Esophageal varices (or oesophageal varices) are extremely dilated sub-mucosal veins in the lower third of the esophagus. They are most often a consequence of portal hypertension, commonly due to cirrhosis; patients with esophageal varices have a strong tendency to develop bleeding.
Symptoms: symptoms may include: Black, tarry stools. Bloody stools. Light-headedness. Paleness. Symptoms of chronic liver disease. Vomiting. Vomiting blood.
Diagnosis: Main tests used to diagnose esophageal varicesare: Endoscope exam. Imaging tests. Capsule endoscopy.
Treament: Therapeutic endoscopy is considered the mainstay of urgent treatment. The two main therapeutic approaches are variceal ligation or banding and sclerotherapy. Methods of treating the portal hypertension include: transjugular intrahepatic portosystemic shunt, or a distal splenorenal shunt procedure or a liver transplantation.
Epidemology: The rupture of esophageal varices is a devastating complication of portal hypertension. Increased portal pressure is necessary for the development and rupture of varices but apparently not sufficient, because many patients with elevated portal pressures never bleed.
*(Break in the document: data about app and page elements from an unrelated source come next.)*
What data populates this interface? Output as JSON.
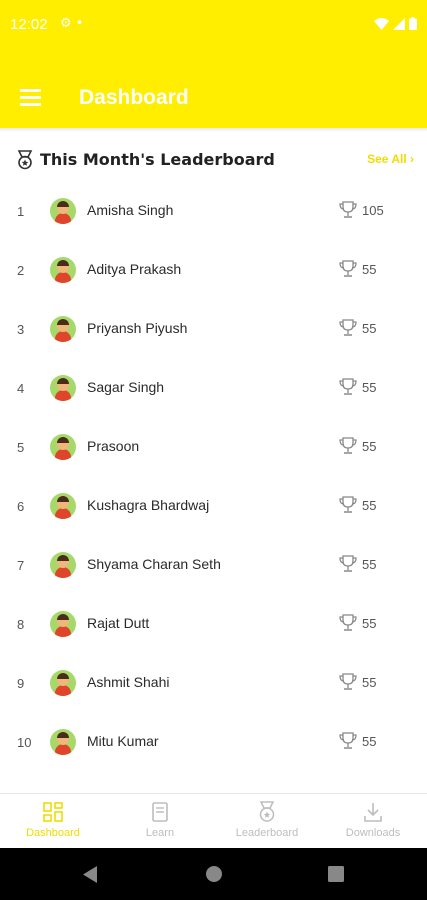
{
  "status_bar": {
    "time": "12:02",
    "bg_color": "#ffee00"
  },
  "app_bar": {
    "title": "Dashboard",
    "menu_icon": "hamburger-menu-icon"
  },
  "leaderboard": {
    "title": "This Month's Leaderboard",
    "see_all": "See All",
    "icon": "leaderboard-medal-icon",
    "rows": [
      {
        "rank": "1",
        "name": "Amisha Singh",
        "points": "105"
      },
      {
        "rank": "2",
        "name": "Aditya Prakash",
        "points": "55"
      },
      {
        "rank": "3",
        "name": "Priyansh Piyush",
        "points": "55"
      },
      {
        "rank": "4",
        "name": "Sagar Singh",
        "points": "55"
      },
      {
        "rank": "5",
        "name": "Prasoon",
        "points": "55"
      },
      {
        "rank": "6",
        "name": "Kushagra Bhardwaj",
        "points": "55"
      },
      {
        "rank": "7",
        "name": "Shyama Charan Seth",
        "points": "55"
      },
      {
        "rank": "8",
        "name": "Rajat Dutt",
        "points": "55"
      },
      {
        "rank": "9",
        "name": "Ashmit Shahi",
        "points": "55"
      },
      {
        "rank": "10",
        "name": "Mitu Kumar",
        "points": "55"
      }
    ]
  },
  "bottom_nav": {
    "items": [
      {
        "label": "Dashboard",
        "icon": "dashboard-grid-icon",
        "active": true
      },
      {
        "label": "Learn",
        "icon": "book-icon",
        "active": false
      },
      {
        "label": "Leaderboard",
        "icon": "medal-icon",
        "active": false
      },
      {
        "label": "Downloads",
        "icon": "download-icon",
        "active": false
      }
    ]
  },
  "colors": {
    "accent": "#ffee00",
    "accent_text": "#f2dc00",
    "nav_inactive": "#bdbdbd"
  }
}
Lowering portal pressure, reducing varix size, and supporting varices in scar tissue may all lower the risk of hemorrhage.